■ Requirement
State how many lines of the records contain the string "true", and give no other information.

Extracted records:
-------------------------
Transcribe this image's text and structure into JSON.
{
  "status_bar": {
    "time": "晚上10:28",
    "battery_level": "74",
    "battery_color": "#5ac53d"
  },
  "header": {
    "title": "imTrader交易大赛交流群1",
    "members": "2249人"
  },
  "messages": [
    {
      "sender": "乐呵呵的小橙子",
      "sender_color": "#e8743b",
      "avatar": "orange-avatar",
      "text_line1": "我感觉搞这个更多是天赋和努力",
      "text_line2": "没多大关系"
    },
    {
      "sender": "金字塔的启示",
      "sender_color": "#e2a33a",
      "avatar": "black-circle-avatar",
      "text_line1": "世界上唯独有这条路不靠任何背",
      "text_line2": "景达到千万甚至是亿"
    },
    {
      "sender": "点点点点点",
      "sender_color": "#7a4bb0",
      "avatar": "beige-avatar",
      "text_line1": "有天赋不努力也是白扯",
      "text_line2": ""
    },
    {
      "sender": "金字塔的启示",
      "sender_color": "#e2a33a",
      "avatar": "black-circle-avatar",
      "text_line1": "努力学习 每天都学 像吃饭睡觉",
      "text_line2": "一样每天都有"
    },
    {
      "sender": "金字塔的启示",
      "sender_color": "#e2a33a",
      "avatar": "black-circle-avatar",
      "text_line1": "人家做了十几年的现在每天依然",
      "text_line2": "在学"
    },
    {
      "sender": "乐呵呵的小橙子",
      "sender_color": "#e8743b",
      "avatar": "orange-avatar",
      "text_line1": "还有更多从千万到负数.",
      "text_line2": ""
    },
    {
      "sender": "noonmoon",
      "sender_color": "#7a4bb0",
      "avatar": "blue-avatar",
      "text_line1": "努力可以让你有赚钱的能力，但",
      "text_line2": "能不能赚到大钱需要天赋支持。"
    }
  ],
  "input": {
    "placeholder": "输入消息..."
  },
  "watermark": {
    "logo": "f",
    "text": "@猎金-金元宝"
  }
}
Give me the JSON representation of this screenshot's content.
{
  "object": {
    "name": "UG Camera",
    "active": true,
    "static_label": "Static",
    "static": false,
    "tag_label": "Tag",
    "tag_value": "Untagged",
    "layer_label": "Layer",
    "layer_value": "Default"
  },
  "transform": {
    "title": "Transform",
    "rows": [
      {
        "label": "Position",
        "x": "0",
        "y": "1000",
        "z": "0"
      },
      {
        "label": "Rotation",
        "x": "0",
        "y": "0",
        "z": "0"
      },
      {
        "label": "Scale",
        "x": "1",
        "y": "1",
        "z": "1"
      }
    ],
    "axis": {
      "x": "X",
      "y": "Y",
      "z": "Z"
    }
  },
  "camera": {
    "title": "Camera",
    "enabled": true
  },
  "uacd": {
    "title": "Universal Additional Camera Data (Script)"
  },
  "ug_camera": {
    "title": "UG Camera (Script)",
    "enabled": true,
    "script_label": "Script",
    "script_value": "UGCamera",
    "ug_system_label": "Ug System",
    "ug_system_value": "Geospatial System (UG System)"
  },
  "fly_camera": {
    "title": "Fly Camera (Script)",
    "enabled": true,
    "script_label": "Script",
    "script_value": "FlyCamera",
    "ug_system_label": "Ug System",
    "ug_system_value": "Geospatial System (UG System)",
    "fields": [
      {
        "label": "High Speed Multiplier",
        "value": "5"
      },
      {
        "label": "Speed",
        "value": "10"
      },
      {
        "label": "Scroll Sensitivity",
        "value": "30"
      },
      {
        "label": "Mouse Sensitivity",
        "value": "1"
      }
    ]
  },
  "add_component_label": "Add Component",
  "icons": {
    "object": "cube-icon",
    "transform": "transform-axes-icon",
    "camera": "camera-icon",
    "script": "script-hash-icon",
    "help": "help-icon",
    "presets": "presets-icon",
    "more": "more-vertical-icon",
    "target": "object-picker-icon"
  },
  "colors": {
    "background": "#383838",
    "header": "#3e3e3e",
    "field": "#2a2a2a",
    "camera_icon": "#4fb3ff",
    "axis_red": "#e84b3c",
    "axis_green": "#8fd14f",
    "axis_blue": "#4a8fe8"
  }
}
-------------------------
■ Answer to the exercise
4